Hillsborough files: Doubts on Cabinet Office case
The number of signatories on the petition demanding that the government disclose its files on the 1989 Hillsborough tragedy has now passed the 100,000 mark. This means that it has to be considered for debating time in the House of Commons.
But there are new questions about the Cabinet Office case for resisting publication of these records.
The Hillsborough petition calls for the release of all government documents relating to the disaster, "as requested by information commissioner Christopher Graham". Mr Graham was adjudicating on a freedom of information application made in 2009 by the BBC.
It will now have to be discussed by the Commons backbench business committee, along with the petition to deprive rioters of benefits which is the other proposal to have passed the 100,000 target since the coalition government's new e-petition system was introduced.
The Commissioner ruled last month that the government should release files we had requested relating to discussions held by the then Prime Minister Margaret Thatcher about the incident, which caused the death of 96 Liverpool fans and was later blamed on a failure of police crowd control. He argued that it would add to public knowledge and understanding of how the Thatcher government responded to the event.
Views of ministers
Last week the Cabinet Office announced that it would appeal against Mr Graham's decision, triggering a highly effective publicity drive by Hillsborough campaigners which has led to over 100,000 signatures being added in less than a week.
The Cabinet Office argument is that any release of information should be managed by an independent panel (set up after our FOI request was made) which is to review the documentation about the Hillsborough tragedy and assess what should be made public.
I have now looked more carefully at the terms of reference for this panel, and it is far from clear that it will actually promote the release of all the documents we asked for under FOI. Its planned programme of disclosures will exclude "information indicating the views of ministers, where release would prejudice the convention of Cabinet collective responsibility".
Yet the material we applied for includes records of cabinet and other ministerial meetings, and correspondence between the offices of Mrs Thatcher and her Home Secretary Douglas Hurd.
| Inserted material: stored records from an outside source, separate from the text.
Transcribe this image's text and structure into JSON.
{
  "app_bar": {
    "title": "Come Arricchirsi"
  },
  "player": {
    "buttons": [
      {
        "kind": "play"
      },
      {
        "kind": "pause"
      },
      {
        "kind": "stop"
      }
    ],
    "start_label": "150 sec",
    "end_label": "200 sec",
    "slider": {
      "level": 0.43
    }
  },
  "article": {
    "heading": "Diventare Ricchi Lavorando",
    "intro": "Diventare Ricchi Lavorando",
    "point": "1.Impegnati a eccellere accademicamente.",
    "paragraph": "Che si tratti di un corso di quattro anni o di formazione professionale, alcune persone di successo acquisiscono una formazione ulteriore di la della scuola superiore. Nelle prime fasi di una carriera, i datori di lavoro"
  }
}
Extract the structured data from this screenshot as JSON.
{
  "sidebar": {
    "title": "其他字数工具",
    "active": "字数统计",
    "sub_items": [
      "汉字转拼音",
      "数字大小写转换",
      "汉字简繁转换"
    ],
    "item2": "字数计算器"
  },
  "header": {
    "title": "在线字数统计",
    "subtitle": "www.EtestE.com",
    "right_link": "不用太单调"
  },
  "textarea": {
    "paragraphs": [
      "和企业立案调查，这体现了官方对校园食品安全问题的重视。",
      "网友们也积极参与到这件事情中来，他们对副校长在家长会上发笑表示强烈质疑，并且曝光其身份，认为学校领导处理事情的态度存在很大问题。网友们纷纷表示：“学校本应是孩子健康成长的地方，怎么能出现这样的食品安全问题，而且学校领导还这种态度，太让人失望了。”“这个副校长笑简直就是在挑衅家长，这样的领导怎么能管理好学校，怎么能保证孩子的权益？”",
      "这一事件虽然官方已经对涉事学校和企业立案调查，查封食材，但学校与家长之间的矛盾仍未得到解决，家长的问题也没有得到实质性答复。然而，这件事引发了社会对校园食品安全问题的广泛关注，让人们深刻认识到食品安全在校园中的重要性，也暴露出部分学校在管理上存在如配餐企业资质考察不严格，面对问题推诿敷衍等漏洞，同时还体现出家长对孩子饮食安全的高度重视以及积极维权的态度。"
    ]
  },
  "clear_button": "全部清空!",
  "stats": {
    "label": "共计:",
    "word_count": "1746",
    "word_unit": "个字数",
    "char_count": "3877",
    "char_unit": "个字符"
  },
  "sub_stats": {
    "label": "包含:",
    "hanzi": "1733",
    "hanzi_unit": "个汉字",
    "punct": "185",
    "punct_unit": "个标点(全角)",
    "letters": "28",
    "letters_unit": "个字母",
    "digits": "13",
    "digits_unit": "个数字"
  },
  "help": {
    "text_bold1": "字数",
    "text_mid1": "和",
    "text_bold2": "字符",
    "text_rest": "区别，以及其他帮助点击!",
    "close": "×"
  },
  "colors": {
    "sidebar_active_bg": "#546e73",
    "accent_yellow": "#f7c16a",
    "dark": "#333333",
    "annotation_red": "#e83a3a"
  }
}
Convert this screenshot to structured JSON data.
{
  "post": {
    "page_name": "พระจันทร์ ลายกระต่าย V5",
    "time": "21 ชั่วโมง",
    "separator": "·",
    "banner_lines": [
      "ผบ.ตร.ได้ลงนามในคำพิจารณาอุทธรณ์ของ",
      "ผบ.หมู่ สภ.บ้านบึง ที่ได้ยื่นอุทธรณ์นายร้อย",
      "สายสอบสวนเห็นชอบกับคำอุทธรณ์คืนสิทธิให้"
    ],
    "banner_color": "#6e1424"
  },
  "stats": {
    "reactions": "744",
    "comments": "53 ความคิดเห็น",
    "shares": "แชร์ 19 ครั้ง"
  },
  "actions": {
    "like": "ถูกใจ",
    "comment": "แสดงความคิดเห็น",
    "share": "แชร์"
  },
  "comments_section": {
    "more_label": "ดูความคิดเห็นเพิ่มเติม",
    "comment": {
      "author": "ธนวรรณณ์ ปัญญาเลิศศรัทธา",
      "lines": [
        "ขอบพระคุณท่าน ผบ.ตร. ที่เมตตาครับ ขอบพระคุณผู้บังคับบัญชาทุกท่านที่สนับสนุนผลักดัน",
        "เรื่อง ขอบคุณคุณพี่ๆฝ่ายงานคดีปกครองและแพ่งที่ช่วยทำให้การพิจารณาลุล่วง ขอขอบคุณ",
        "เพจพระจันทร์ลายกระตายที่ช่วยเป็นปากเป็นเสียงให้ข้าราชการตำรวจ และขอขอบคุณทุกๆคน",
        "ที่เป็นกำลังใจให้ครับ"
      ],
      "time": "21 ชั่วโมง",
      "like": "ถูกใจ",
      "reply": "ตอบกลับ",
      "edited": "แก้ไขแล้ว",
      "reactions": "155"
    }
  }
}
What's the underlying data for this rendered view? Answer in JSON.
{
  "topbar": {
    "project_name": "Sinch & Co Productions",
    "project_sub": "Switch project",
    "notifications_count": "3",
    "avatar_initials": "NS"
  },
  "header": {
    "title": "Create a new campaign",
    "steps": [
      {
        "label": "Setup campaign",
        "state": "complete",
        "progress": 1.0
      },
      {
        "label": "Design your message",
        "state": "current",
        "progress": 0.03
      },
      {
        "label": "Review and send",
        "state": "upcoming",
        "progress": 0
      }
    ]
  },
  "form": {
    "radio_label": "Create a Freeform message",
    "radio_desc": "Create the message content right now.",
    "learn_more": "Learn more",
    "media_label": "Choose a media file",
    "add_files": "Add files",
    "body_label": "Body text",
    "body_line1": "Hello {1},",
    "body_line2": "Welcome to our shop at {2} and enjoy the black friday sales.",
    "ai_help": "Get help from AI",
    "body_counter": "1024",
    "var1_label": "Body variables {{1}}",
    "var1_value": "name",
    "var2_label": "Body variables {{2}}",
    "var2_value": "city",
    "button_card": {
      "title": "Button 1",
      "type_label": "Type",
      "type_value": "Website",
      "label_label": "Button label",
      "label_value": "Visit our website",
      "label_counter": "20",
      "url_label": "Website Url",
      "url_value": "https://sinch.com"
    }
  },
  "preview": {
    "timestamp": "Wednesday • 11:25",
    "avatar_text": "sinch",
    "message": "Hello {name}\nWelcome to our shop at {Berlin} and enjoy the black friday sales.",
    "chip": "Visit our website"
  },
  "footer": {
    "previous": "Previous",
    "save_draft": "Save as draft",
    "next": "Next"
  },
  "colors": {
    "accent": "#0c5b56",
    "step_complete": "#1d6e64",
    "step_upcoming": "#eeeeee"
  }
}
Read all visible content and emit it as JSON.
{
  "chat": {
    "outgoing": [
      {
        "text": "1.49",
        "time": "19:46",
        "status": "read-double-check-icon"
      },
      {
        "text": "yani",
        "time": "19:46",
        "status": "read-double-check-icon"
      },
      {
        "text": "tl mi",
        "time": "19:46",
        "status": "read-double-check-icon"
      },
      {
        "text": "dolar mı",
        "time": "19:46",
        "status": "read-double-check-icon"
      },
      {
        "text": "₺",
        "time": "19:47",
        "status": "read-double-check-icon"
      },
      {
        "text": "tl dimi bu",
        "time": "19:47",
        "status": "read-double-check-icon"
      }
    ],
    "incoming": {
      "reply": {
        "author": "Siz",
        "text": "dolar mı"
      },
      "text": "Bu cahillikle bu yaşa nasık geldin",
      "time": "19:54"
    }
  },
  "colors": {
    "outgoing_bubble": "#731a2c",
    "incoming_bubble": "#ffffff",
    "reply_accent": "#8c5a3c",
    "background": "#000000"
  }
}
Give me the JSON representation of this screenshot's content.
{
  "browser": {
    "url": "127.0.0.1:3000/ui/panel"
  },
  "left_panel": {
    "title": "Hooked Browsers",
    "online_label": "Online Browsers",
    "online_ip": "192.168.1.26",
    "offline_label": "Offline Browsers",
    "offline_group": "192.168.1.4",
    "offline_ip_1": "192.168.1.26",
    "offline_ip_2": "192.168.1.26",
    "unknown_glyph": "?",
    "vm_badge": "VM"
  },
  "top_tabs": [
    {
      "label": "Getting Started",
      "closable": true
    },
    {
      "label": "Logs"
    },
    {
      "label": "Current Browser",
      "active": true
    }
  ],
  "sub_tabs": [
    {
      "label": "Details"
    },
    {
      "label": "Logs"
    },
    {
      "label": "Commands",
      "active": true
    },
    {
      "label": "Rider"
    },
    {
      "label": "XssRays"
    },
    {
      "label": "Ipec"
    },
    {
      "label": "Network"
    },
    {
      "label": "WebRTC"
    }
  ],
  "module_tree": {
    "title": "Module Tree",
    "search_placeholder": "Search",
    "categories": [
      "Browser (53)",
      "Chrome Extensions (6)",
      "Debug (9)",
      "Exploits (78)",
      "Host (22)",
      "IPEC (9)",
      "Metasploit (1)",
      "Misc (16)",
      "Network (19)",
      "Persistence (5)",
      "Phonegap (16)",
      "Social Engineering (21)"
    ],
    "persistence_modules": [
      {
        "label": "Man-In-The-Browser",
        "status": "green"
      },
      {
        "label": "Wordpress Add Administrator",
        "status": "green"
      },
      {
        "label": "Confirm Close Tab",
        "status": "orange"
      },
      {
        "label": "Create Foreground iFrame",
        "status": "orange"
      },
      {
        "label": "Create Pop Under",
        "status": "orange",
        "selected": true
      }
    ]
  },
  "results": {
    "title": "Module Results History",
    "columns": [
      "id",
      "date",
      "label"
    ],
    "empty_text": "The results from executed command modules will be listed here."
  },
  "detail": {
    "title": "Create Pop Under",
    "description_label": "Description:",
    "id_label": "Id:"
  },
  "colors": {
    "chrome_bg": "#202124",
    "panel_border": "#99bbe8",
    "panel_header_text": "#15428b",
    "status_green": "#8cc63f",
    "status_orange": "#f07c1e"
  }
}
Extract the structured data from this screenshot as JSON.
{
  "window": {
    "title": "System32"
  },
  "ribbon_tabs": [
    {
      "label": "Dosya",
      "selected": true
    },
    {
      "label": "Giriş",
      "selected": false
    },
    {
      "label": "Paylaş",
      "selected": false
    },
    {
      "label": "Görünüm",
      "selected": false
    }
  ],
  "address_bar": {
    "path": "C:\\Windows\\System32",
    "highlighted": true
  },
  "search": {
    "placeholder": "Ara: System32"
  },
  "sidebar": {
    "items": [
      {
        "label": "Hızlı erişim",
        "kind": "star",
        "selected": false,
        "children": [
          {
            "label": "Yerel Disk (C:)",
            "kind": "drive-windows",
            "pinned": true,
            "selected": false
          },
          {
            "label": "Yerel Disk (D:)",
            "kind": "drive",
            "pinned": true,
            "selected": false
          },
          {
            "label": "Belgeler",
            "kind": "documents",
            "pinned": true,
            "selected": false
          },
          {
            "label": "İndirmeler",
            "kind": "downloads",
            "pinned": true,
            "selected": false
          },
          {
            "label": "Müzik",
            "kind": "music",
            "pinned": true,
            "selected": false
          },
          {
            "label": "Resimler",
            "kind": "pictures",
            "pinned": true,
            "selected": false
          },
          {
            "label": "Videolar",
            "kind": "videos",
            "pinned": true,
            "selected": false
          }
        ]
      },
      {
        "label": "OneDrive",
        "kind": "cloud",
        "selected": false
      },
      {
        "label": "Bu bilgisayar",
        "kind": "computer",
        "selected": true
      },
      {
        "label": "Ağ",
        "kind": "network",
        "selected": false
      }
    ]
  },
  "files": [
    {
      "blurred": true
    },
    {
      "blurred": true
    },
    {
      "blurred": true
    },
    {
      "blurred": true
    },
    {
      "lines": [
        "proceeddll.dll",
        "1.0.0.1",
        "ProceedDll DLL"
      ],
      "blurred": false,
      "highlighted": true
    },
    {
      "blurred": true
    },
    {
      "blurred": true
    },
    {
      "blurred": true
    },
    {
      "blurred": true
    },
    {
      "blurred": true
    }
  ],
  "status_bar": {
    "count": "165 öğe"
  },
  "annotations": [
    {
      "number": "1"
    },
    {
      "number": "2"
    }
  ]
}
These documents could easily come under the exception in the panel's terms of reference to do with revealing the views of ministers.
This suggests there could be a significant gap between the information the BBC has requested and the records that the panel could end up releasing.